◆ YOUR ASSIGNMENT:
The data below should be retyped exactly, with the pictures left out.

◆ RECORDS FOR THE EXERCISE:

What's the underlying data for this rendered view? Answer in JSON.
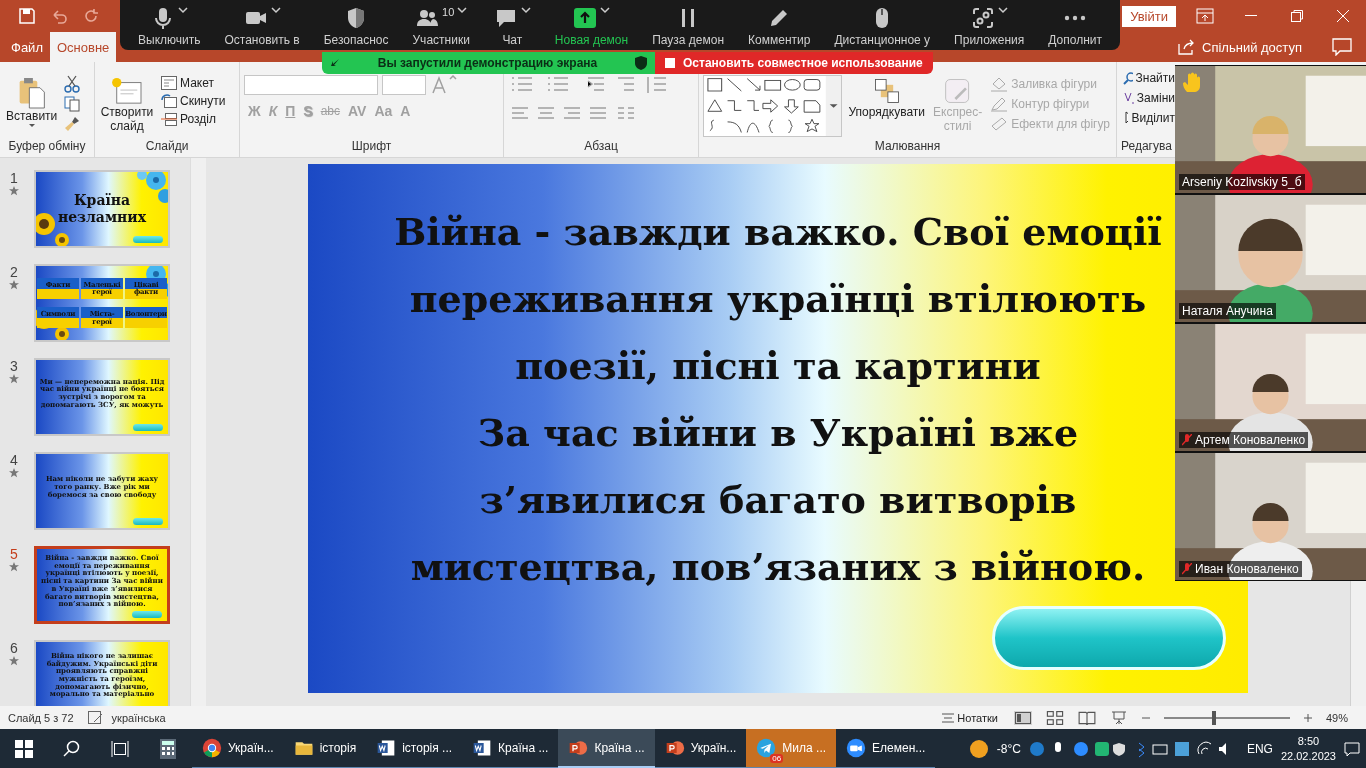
{
  "title_bar": {
    "signin": "Увійти"
  },
  "ribbon_tabs": [
    {
      "label": "Файл",
      "selected": false
    },
    {
      "label": "Основне",
      "selected": true
    }
  ],
  "share": "Спільний доступ",
  "zoom_toolbar": {
    "participants_count": "10",
    "items": [
      {
        "kind": "mic",
        "label": "Выключить",
        "caret": true,
        "active": false
      },
      {
        "kind": "video",
        "label": "Остановить в",
        "caret": true,
        "active": false
      },
      {
        "kind": "shield",
        "label": "Безопаснос",
        "caret": false,
        "active": false
      },
      {
        "kind": "people",
        "label": "Участники",
        "caret": true,
        "active": false
      },
      {
        "kind": "chat",
        "label": "Чат",
        "caret": true,
        "active": false
      },
      {
        "kind": "share",
        "label": "Новая демон",
        "caret": true,
        "active": true
      },
      {
        "kind": "pause",
        "label": "Пауза демон",
        "caret": false,
        "active": false
      },
      {
        "kind": "pen",
        "label": "Комментир",
        "caret": false,
        "active": false
      },
      {
        "kind": "mouse",
        "label": "Дистанционное у",
        "caret": false,
        "active": false
      },
      {
        "kind": "apps",
        "label": "Приложения",
        "caret": true,
        "active": false
      },
      {
        "kind": "more",
        "label": "Дополнит",
        "caret": false,
        "active": false
      }
    ]
  },
  "share_banner": {
    "status": "Вы запустили демонстрацию экрана",
    "stop": "Остановить совместное использование"
  },
  "ribbon": {
    "clipboard": {
      "title": "Буфер обміну",
      "paste": "Вставити"
    },
    "slides": {
      "title": "Слайди",
      "new_slide": "Створити слайд",
      "layout": "Макет",
      "reset": "Скинути",
      "section": "Розділ"
    },
    "font": {
      "title": "Шрифт",
      "disabled": true,
      "buttons": [
        {
          "kind": "bold",
          "label": "Ж"
        },
        {
          "kind": "italic",
          "label": "К"
        },
        {
          "kind": "underline",
          "label": "П"
        },
        {
          "kind": "shadow",
          "label": "S"
        },
        {
          "kind": "strike",
          "label": "abc"
        },
        {
          "kind": "spacing",
          "label": "AV"
        },
        {
          "kind": "case",
          "label": "Aa"
        },
        {
          "kind": "color",
          "label": "A"
        }
      ]
    },
    "paragraph": {
      "title": "Абзац"
    },
    "drawing": {
      "title": "Малювання",
      "arrange": "Упорядкувати",
      "quick_styles": "Експрес-стилі",
      "items": [
        {
          "kind": "fill",
          "label": "Заливка фігури",
          "disabled": true
        },
        {
          "kind": "outline",
          "label": "Контур фігури",
          "disabled": true
        },
        {
          "kind": "effects",
          "label": "Ефекти для фігур",
          "disabled": true
        }
      ]
    },
    "editing": {
      "title": "Редагува",
      "find": "Знайти",
      "replace": "Заміни",
      "select": "Виділит"
    }
  },
  "slides_panel": [
    {
      "number": "1",
      "selected": false,
      "kind": "title",
      "text": "Країна незламних"
    },
    {
      "number": "2",
      "selected": false,
      "kind": "flags",
      "flags": [
        "Факти",
        "Маленькі герої",
        "Цікаві факти",
        "Символи",
        "Міста-герої",
        "Волонтери"
      ]
    },
    {
      "number": "3",
      "selected": false,
      "kind": "text",
      "text": "Ми — непереможна нація. Під час війни українці не бояться зустрічі з ворогом та допомагають ЗСУ, як можуть"
    },
    {
      "number": "4",
      "selected": false,
      "kind": "text",
      "text": "Нам ніколи не забути жаху того ранку. Вже рік ми боремося за свою свободу"
    },
    {
      "number": "5",
      "selected": true,
      "kind": "text",
      "text": "Війна - завжди важко. Свої емоції та переживання українці втілюють у поезії, пісні та картини За час війни в Україні вже з’явилися багато витворів мистецтва, пов’язаних з війною."
    },
    {
      "number": "6",
      "selected": false,
      "kind": "text",
      "text": "Війна нікого не залишає байдужим. Українські діти проявляють справжні мужність та героїзм, допомагають фізично, морально та матеріально"
    }
  ],
  "slide": {
    "text": "Війна - завжди важко. Свої емоції\nпереживання українці втілюють\nпоезії, пісні та картини\nЗа час війни в Україні вже\nз’явилися багато витворів\nмистецтва, пов’язаних з війною."
  },
  "video_tiles": [
    {
      "name": "Arseniy Kozlivskiy 5_б",
      "muted": false,
      "hand_raised": true
    },
    {
      "name": "Наталя Анучина",
      "muted": false,
      "hand_raised": false
    },
    {
      "name": "Артем Коноваленко",
      "muted": true,
      "hand_raised": false
    },
    {
      "name": "Иван Коноваленко",
      "muted": true,
      "hand_raised": false
    }
  ],
  "status_bar": {
    "slide_counter": "Слайд 5 з 72",
    "language": "українська",
    "notes": "Нотатки",
    "zoom": "49%",
    "zoom_slider": {
      "level": 0.38
    }
  },
  "taskbar": {
    "apps": [
      {
        "kind": "chrome",
        "label": "Україн...",
        "selected": false,
        "attention": false
      },
      {
        "kind": "folder",
        "label": "історія",
        "selected": false,
        "attention": false
      },
      {
        "kind": "word",
        "label": "історія ...",
        "selected": false,
        "attention": false
      },
      {
        "kind": "word",
        "label": "Країна ...",
        "selected": false,
        "attention": false
      },
      {
        "kind": "ppt",
        "label": "Країна ...",
        "selected": true,
        "attention": false
      },
      {
        "kind": "ppt",
        "label": "Україн...",
        "selected": false,
        "attention": false
      },
      {
        "kind": "telegram",
        "label": "Мила ...",
        "selected": false,
        "attention": true,
        "badge": "06"
      },
      {
        "kind": "zoom",
        "label": "Елемен...",
        "selected": false,
        "attention": false
      }
    ],
    "weather": "-8°C",
    "language": "ENG",
    "time": "8:50",
    "date": "22.02.2023"
  }
}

◆ ANSWER:
What's the underlying data for this rendered view? Answer in JSON.
{
  "title_bar": {
    "signin": "Увійти"
  },
  "ribbon_tabs": [
    {
      "label": "Файл",
      "selected": false
    },
    {
      "label": "Основне",
      "selected": true
    }
  ],
  "share": "Спільний доступ",
  "zoom_toolbar": {
    "participants_count": "10",
    "items": [
      {
        "kind": "mic",
        "label": "Выключить",
        "caret": true,
        "active": false
      },
      {
        "kind": "video",
        "label": "Остановить в",
        "caret": true,
        "active": false
      },
      {
        "kind": "shield",
        "label": "Безопаснос",
        "caret": false,
        "active": false
      },
      {
        "kind": "people",
        "label": "Участники",
        "caret": true,
        "active": false
      },
      {
        "kind": "chat",
        "label": "Чат",
        "caret": true,
        "active": false
      },
      {
        "kind": "share",
        "label": "Новая демон",
        "caret": true,
        "active": true
      },
      {
        "kind": "pause",
        "label": "Пауза демон",
        "caret": false,
        "active": false
      },
      {
        "kind": "pen",
        "label": "Комментир",
        "caret": false,
        "active": false
      },
      {
        "kind": "mouse",
        "label": "Дистанционное у",
        "caret": false,
        "active": false
      },
      {
        "kind": "apps",
        "label": "Приложения",
        "caret": true,
        "active": false
      },
      {
        "kind": "more",
        "label": "Дополнит",
        "caret": false,
        "active": false
      }
    ]
  },
  "share_banner": {
    "status": "Вы запустили демонстрацию экрана",
    "stop": "Остановить совместное использование"
  },
  "ribbon": {
    "clipboard": {
      "title": "Буфер обміну",
      "paste": "Вставити"
    },
    "slides": {
      "title": "Слайди",
      "new_slide": "Створити слайд",
      "layout": "Макет",
      "reset": "Скинути",
      "section": "Розділ"
    },
    "font": {
      "title": "Шрифт",
      "disabled": true,
      "buttons": [
        {
          "kind": "bold",
          "label": "Ж"
        },
        {
          "kind": "italic",
          "label": "К"
        },
        {
          "kind": "underline",
          "label": "П"
        },
        {
          "kind": "shadow",
          "label": "S"
        },
        {
          "kind": "strike",
          "label": "abc"
        },
        {
          "kind": "spacing",
          "label": "AV"
        },
        {
          "kind": "case",
          "label": "Aa"
        },
        {
          "kind": "color",
          "label": "A"
        }
      ]
    },
    "paragraph": {
      "title": "Абзац"
    },
    "drawing": {
      "title": "Малювання",
      "arrange": "Упорядкувати",
      "quick_styles": "Експрес-стилі",
      "items": [
        {
          "kind": "fill",
          "label": "Заливка фігури",
          "disabled": true
        },
        {
          "kind": "outline",
          "label": "Контур фігури",
          "disabled": true
        },
        {
          "kind": "effects",
          "label": "Ефекти для фігур",
          "disabled": true
        }
      ]
    },
    "editing": {
      "title": "Редагува",
      "find": "Знайти",
      "replace": "Заміни",
      "select": "Виділит"
    }
  },
  "slides_panel": [
    {
      "number": "1",
      "selected": false,
      "kind": "title",
      "text": "Країна незламних"
    },
    {
      "number": "2",
      "selected": false,
      "kind": "flags",
      "flags": [
        "Факти",
        "Маленькі герої",
        "Цікаві факти",
        "Символи",
        "Міста-герої",
        "Волонтери"
      ]
    },
    {
      "number": "3",
      "selected": false,
      "kind": "text",
      "text": "Ми — непереможна нація. Під час війни українці не бояться зустрічі з ворогом та допомагають ЗСУ, як можуть"
    },
    {
      "number": "4",
      "selected": false,
      "kind": "text",
      "text": "Нам ніколи не забути жаху того ранку. Вже рік ми боремося за свою свободу"
    },
    {
      "number": "5",
      "selected": true,
      "kind": "text",
      "text": "Війна - завжди важко. Свої емоції та переживання українці втілюють у поезії, пісні та картини За час війни в Україні вже з’явилися багато витворів мистецтва, пов’язаних з війною."
    },
    {
      "number": "6",
      "selected": false,
      "kind": "text",
      "text": "Війна нікого не залишає байдужим. Українські діти проявляють справжні мужність та героїзм, допомагають фізично, морально та матеріально"
    }
  ],
  "slide": {
    "text": "Війна - завжди важко. Свої емоції\nпереживання українці втілюють\nпоезії, пісні та картини\nЗа час війни в Україні вже\nз’явилися багато витворів\nмистецтва, пов’язаних з війною."
  },
  "video_tiles": [
    {
      "name": "Arseniy Kozlivskiy 5_б",
      "muted": false,
      "hand_raised": true
    },
    {
      "name": "Наталя Анучина",
      "muted": false,
      "hand_raised": false
    },
    {
      "name": "Артем Коноваленко",
      "muted": true,
      "hand_raised": false
    },
    {
      "name": "Иван Коноваленко",
      "muted": true,
      "hand_raised": false
    }
  ],
  "status_bar": {
    "slide_counter": "Слайд 5 з 72",
    "language": "українська",
    "notes": "Нотатки",
    "zoom": "49%",
    "zoom_slider": {
      "level": 0.38
    }
  },
  "taskbar": {
    "apps": [
      {
        "kind": "chrome",
        "label": "Україн...",
        "selected": false,
        "attention": false
      },
      {
        "kind": "folder",
        "label": "історія",
        "selected": false,
        "attention": false
      },
      {
        "kind": "word",
        "label": "історія ...",
        "selected": false,
        "attention": false
      },
      {
        "kind": "word",
        "label": "Країна ...",
        "selected": false,
        "attention": false
      },
      {
        "kind": "ppt",
        "label": "Країна ...",
        "selected": true,
        "attention": false
      },
      {
        "kind": "ppt",
        "label": "Україн...",
        "selected": false,
        "attention": false
      },
      {
        "kind": "telegram",
        "label": "Мила ...",
        "selected": false,
        "attention": true,
        "badge": "06"
      },
      {
        "kind": "zoom",
        "label": "Елемен...",
        "selected": false,
        "attention": false
      }
    ],
    "weather": "-8°C",
    "language": "ENG",
    "time": "8:50",
    "date": "22.02.2023"
  }
}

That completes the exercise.